Records for this exercise:
§ §

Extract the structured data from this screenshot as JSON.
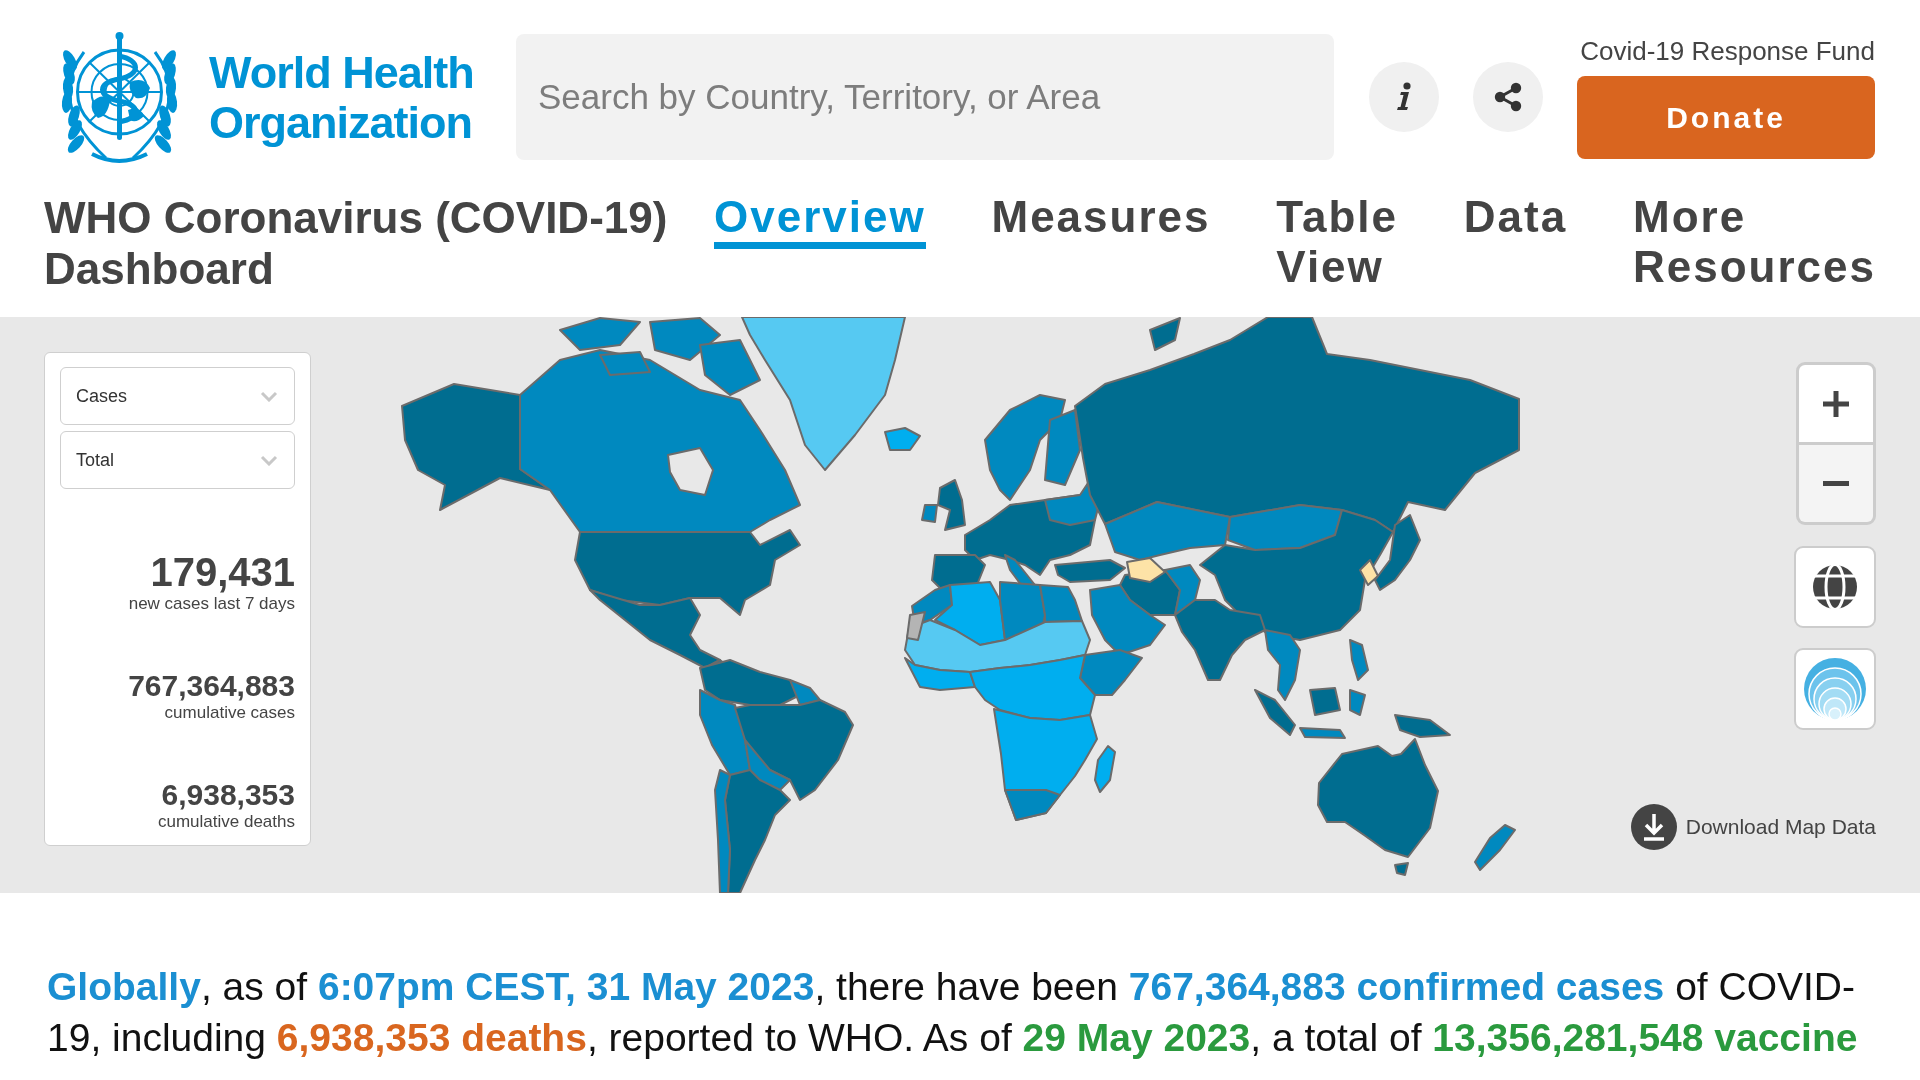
{
  "header": {
    "logo_text": "World Health Organization",
    "search": {
      "placeholder": "Search by Country, Territory, or Area"
    },
    "fund_label": "Covid-19 Response Fund",
    "donate_button": "Donate"
  },
  "dashboard_title": "WHO Coronavirus (COVID-19) Dashboard",
  "nav_tabs": [
    {
      "label": "Overview",
      "selected": true
    },
    {
      "label": "Measures",
      "selected": false
    },
    {
      "label": "Table View",
      "selected": false
    },
    {
      "label": "Data",
      "selected": false
    },
    {
      "label": "More Resources",
      "selected": false
    }
  ],
  "map_panel": {
    "dropdowns": [
      "Cases",
      "Total"
    ],
    "stats": [
      {
        "kind": "headline",
        "value": "179,431",
        "label": "new cases last 7 days"
      },
      {
        "kind": "total",
        "value": "767,364,883",
        "label": "cumulative cases"
      },
      {
        "kind": "total",
        "value": "6,938,353",
        "label": "cumulative deaths"
      }
    ]
  },
  "map_controls": {
    "download_link": "Download Map Data"
  },
  "summary_text": [
    {
      "text": "Globally",
      "color": "#1b8fd2"
    },
    {
      "text": ", as of "
    },
    {
      "text": "6:07pm CEST, 31 May 2023",
      "color": "#1b8fd2"
    },
    {
      "text": ", there have been "
    },
    {
      "text": "767,364,883 confirmed cases",
      "color": "#1b8fd2"
    },
    {
      "text": " of COVID-19, including "
    },
    {
      "text": "6,938,353 deaths",
      "color": "#d9661f"
    },
    {
      "text": ", reported to WHO. As of "
    },
    {
      "text": "29 May 2023",
      "color": "#2a9a3e"
    },
    {
      "text": ", a total of "
    },
    {
      "text": "13,356,281,548 vaccine",
      "color": "#2a9a3e"
    }
  ]
}
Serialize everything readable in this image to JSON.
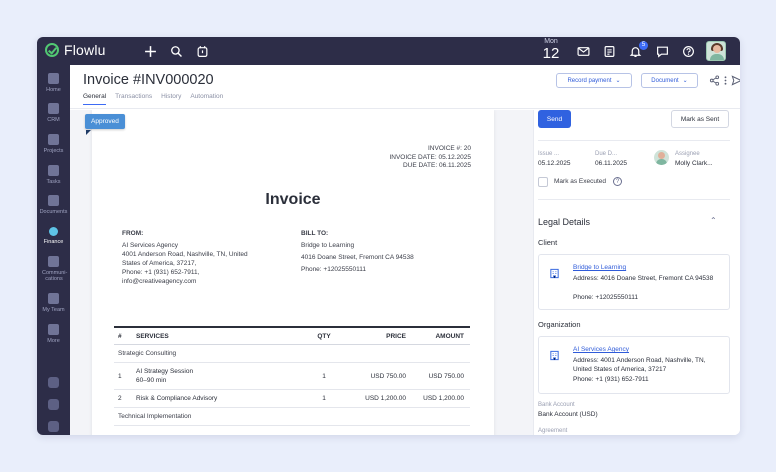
{
  "app": {
    "name": "Flowlu",
    "date_dow": "Mon",
    "date_day": "12",
    "notif_count": "5",
    "colors": {
      "sidebar": "#2d2d48",
      "accent": "#3062e0",
      "success": "#52c873"
    }
  },
  "sidebar": {
    "items": [
      {
        "label": "Home",
        "icon": "home-icon"
      },
      {
        "label": "CRM",
        "icon": "crm-icon"
      },
      {
        "label": "Projects",
        "icon": "projects-icon"
      },
      {
        "label": "Tasks",
        "icon": "tasks-icon"
      },
      {
        "label": "Documents",
        "icon": "documents-icon"
      },
      {
        "label": "Finance",
        "icon": "finance-icon",
        "active": true
      },
      {
        "label": "Communi- cations",
        "icon": "communications-icon"
      },
      {
        "label": "My Team",
        "icon": "team-icon"
      },
      {
        "label": "More",
        "icon": "more-icon"
      }
    ]
  },
  "header": {
    "title": "Invoice #INV000020",
    "tabs": [
      "General",
      "Transactions",
      "History",
      "Automation"
    ],
    "record_payment": "Record payment",
    "document": "Document"
  },
  "invoice": {
    "status": "Approved",
    "number_line": "INVOICE #: 20",
    "date_line": "INVOICE DATE: 05.12.2025",
    "due_line": "DUE DATE: 06.11.2025",
    "heading": "Invoice",
    "from_label": "FROM:",
    "from_lines": [
      "AI Services Agency",
      "4001 Anderson Road, Nashville, TN, United",
      "States of America, 37217,",
      "Phone: +1 (931) 652-7911,",
      "info@creativeagency.com"
    ],
    "bill_label": "BILL TO:",
    "bill_lines": [
      "Bridge to Learning",
      "4016 Doane Street, Fremont CA 94538",
      "Phone: +12025550111"
    ],
    "table_headers": {
      "num": "#",
      "services": "SERVICES",
      "qty": "QTY",
      "price": "PRICE",
      "amount": "AMOUNT"
    },
    "groups": [
      {
        "name": "Strategic Consulting",
        "rows": [
          {
            "num": "1",
            "service": "AI Strategy Session",
            "service2": "60–90 min",
            "qty": "1",
            "price": "USD 750.00",
            "amount": "USD 750.00"
          },
          {
            "num": "2",
            "service": "Risk & Compliance Advisory",
            "service2": "",
            "qty": "1",
            "price": "USD 1,200.00",
            "amount": "USD 1,200.00"
          }
        ]
      },
      {
        "name": "Technical Implementation",
        "rows": []
      }
    ]
  },
  "panel": {
    "send": "Send",
    "mark_sent": "Mark as Sent",
    "issue_label": "Issue ...",
    "issue_val": "05.12.2025",
    "due_label": "Due D...",
    "due_val": "06.11.2025",
    "assignee_label": "Assignee",
    "assignee_val": "Molly Clark...",
    "executed_label": "Mark as Executed",
    "help": "?",
    "legal_title": "Legal Details",
    "client_title": "Client",
    "client": {
      "name": "Bridge to Learning",
      "address": "Address: 4016 Doane Street, Fremont CA 94538",
      "phone": "Phone: +12025550111"
    },
    "org_title": "Organization",
    "org": {
      "name": "AI Services Agency",
      "address": "Address: 4001 Anderson Road, Nashville, TN, United States of America, 37217",
      "phone": "Phone: +1 (931) 652-7911"
    },
    "bank_label": "Bank Account",
    "bank_val": "Bank Account (USD)",
    "agreement_label": "Agreement"
  }
}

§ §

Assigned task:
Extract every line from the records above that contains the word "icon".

Solution:
        "icon": "home-icon"
        "icon": "crm-icon"
        "icon": "projects-icon"
        "icon": "tasks-icon"
        "icon": "documents-icon"
        "icon": "finance-icon",
        "icon": "communications-icon"
        "icon": "team-icon"
        "icon": "more-icon"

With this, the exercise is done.